There has been much in the news recently of global companies paying employees to live, and therefore sleep, at their work premises. There has been long standing debates in the Employment Appeal Tribunal as to when an employer can avoid paying an employee who is permitted to sleep at the work premises. Usually, this involves managers at care homes or security guards.
There is vast case law on this subject. There are two major cases involving doctors. In both cases, the doctors were permitted to sleep and carry out leisure activities but had to remain on the work premises. The doctors were not allowed to be at a place of their choosing and had to be available for work at all times. The Court held that this is working time and the doctors should be paid.
However, a contradiction of this is the National Minimum Wage Regulations 1999 which allows an employer to avoid paying an employee if there home is at the work premises or the work premises has suitable facilities for sleeping.
The deciding factor appears to be the nature of the work that the employee has to carry out. For example, in one case, a residential warden in a sheltered housing development were required to remain onsite but not to carry out their main duties. The Employment Appeal Tribunal decided that the wardens were not carrying out their main job and were merely on call, and therefore not working.

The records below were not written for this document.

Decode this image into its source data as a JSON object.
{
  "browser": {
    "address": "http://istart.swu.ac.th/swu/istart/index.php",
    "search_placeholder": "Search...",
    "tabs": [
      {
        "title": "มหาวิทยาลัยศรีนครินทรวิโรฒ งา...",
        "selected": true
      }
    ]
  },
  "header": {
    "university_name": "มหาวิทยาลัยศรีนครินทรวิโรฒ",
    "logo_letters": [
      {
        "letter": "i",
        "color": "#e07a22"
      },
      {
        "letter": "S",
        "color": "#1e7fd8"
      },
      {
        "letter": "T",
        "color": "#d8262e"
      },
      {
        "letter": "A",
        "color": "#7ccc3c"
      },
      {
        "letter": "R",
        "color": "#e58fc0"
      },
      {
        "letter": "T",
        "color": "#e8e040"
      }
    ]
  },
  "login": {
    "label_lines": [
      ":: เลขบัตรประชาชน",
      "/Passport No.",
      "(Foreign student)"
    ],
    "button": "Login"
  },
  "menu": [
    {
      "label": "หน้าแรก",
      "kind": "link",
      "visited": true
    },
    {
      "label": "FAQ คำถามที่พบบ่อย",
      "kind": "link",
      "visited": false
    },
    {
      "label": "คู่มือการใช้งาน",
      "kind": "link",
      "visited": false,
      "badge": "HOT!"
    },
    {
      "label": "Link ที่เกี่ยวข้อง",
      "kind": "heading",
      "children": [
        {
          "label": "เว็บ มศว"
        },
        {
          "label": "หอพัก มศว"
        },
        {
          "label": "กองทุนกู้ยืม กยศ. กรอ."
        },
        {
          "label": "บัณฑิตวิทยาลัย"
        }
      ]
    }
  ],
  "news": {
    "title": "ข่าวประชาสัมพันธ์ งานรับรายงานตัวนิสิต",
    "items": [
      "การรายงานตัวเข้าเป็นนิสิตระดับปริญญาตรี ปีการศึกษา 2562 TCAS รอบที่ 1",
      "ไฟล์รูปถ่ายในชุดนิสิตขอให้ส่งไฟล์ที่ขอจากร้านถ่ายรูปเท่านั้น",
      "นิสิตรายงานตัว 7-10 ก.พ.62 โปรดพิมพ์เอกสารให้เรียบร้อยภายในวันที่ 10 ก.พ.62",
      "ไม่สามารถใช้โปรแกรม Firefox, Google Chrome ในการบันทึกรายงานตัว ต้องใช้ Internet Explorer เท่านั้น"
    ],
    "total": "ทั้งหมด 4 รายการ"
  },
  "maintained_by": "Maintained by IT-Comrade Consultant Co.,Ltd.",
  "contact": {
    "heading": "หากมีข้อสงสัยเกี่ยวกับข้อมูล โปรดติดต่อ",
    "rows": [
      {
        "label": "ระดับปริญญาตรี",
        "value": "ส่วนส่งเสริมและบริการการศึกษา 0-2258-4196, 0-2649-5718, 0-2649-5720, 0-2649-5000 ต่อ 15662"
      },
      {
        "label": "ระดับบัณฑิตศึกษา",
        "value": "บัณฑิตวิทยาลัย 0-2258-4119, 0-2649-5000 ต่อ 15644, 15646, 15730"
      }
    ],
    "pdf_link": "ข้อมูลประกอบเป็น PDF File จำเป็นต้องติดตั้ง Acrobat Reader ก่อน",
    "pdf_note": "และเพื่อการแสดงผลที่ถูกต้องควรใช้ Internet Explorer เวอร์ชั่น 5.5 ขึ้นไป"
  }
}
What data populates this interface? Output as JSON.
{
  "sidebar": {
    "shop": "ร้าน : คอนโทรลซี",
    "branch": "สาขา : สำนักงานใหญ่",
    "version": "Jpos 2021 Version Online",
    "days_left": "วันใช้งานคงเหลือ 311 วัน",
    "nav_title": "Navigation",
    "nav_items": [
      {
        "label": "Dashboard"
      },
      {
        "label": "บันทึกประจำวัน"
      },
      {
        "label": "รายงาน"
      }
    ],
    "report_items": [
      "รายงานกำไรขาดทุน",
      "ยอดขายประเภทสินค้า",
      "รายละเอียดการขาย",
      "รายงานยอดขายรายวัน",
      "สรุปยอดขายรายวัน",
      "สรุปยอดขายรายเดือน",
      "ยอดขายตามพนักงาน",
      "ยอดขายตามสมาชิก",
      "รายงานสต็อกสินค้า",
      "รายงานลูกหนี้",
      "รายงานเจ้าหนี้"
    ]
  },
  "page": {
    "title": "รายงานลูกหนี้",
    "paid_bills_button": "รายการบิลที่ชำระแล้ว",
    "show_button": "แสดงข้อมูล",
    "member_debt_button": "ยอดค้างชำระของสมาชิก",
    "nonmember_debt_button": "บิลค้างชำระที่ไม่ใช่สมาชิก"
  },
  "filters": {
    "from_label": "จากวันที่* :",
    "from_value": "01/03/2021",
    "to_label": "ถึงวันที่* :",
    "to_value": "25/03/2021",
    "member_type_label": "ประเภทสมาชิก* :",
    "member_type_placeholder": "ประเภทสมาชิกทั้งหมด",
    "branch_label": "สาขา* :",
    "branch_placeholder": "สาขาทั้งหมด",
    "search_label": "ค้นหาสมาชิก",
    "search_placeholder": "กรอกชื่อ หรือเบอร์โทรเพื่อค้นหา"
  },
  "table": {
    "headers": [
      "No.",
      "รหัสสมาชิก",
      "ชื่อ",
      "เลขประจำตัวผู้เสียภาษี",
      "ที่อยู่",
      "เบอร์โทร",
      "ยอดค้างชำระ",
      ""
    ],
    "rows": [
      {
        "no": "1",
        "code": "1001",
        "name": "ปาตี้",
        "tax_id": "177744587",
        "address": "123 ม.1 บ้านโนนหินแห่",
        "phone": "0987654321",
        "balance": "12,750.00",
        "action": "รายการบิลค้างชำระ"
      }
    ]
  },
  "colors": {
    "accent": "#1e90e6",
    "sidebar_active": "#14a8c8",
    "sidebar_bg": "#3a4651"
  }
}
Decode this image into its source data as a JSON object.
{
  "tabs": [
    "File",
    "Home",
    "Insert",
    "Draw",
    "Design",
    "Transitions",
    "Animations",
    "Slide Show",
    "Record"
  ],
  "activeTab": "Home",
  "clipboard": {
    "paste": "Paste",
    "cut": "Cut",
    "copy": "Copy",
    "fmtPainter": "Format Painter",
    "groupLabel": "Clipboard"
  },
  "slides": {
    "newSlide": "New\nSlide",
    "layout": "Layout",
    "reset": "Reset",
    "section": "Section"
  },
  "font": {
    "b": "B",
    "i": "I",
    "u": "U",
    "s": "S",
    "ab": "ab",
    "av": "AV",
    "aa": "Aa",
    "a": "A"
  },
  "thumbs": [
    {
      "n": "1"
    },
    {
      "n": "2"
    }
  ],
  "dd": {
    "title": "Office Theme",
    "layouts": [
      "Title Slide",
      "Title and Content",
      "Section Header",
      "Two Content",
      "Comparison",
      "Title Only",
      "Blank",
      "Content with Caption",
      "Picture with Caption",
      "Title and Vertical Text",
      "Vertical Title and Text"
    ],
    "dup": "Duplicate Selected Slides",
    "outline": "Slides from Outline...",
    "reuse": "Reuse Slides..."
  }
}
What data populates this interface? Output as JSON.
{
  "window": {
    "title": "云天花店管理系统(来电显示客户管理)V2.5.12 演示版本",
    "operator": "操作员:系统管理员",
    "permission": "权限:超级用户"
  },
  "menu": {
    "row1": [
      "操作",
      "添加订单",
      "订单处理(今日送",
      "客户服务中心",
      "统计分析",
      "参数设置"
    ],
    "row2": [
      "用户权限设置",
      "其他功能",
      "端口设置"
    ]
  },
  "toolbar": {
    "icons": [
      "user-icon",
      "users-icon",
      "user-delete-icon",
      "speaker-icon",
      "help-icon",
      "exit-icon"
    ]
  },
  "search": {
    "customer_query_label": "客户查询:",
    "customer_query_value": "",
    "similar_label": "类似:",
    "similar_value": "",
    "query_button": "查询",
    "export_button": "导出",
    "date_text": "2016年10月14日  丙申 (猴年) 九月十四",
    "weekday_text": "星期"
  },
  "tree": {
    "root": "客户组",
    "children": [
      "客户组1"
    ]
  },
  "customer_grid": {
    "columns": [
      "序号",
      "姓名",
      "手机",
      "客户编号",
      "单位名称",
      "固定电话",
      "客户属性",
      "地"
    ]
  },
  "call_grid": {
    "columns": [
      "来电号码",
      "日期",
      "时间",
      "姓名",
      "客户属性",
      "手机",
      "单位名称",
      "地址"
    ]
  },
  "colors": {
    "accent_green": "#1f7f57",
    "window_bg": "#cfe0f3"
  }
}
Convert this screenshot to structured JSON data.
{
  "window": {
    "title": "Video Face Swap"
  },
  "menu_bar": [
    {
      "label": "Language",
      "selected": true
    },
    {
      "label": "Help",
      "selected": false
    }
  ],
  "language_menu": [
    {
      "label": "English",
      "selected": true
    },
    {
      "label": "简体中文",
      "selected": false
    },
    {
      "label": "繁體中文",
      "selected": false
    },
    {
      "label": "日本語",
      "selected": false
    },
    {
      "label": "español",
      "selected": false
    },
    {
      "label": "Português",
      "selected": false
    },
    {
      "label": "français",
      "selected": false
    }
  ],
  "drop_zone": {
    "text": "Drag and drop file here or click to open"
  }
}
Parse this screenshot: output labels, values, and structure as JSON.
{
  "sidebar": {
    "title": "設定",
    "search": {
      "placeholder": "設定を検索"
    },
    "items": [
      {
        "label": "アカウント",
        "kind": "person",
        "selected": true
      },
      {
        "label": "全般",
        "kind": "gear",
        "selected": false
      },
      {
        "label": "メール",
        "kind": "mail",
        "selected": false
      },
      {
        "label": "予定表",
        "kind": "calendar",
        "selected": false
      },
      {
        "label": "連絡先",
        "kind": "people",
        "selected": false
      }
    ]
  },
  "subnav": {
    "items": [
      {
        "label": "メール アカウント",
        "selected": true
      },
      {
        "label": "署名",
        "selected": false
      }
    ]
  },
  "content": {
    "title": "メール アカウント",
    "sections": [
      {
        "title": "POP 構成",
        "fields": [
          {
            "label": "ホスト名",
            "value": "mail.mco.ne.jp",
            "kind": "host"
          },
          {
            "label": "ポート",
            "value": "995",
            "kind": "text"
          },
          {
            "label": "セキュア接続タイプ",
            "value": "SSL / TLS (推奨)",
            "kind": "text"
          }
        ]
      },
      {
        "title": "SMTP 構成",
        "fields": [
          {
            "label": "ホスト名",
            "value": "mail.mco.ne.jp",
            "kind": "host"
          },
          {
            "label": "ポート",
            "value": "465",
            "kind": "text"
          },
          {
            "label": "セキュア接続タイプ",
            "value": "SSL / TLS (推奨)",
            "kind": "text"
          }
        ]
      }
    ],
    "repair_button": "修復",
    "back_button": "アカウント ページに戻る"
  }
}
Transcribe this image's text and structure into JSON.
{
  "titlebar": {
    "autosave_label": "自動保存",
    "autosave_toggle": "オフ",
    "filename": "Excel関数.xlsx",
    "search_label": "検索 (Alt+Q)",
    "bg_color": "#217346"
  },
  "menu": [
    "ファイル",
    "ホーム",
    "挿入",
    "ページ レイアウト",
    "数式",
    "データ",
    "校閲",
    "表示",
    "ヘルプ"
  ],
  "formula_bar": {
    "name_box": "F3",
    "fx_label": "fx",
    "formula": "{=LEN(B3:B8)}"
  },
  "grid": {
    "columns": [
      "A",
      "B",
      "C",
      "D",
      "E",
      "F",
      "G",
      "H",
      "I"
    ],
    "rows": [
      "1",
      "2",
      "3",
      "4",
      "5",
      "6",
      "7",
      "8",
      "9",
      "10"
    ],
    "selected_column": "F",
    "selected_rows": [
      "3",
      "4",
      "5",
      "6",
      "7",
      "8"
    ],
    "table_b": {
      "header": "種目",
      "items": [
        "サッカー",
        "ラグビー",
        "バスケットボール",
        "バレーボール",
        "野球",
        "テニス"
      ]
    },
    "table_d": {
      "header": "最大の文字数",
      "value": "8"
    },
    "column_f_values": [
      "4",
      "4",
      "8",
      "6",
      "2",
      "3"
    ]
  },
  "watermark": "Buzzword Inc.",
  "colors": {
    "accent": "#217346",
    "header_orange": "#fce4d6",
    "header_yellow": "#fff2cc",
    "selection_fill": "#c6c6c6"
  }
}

It is a burden if an employee is required to be at the work premises at all times, even if the employee lives there. The employee is under the control of the employer. There is no freedom for the employee to take a leisurely stroll into town or go on days out with family and friends. Due to this, the employee should be compensated for the requirement of having to staff at the work premises.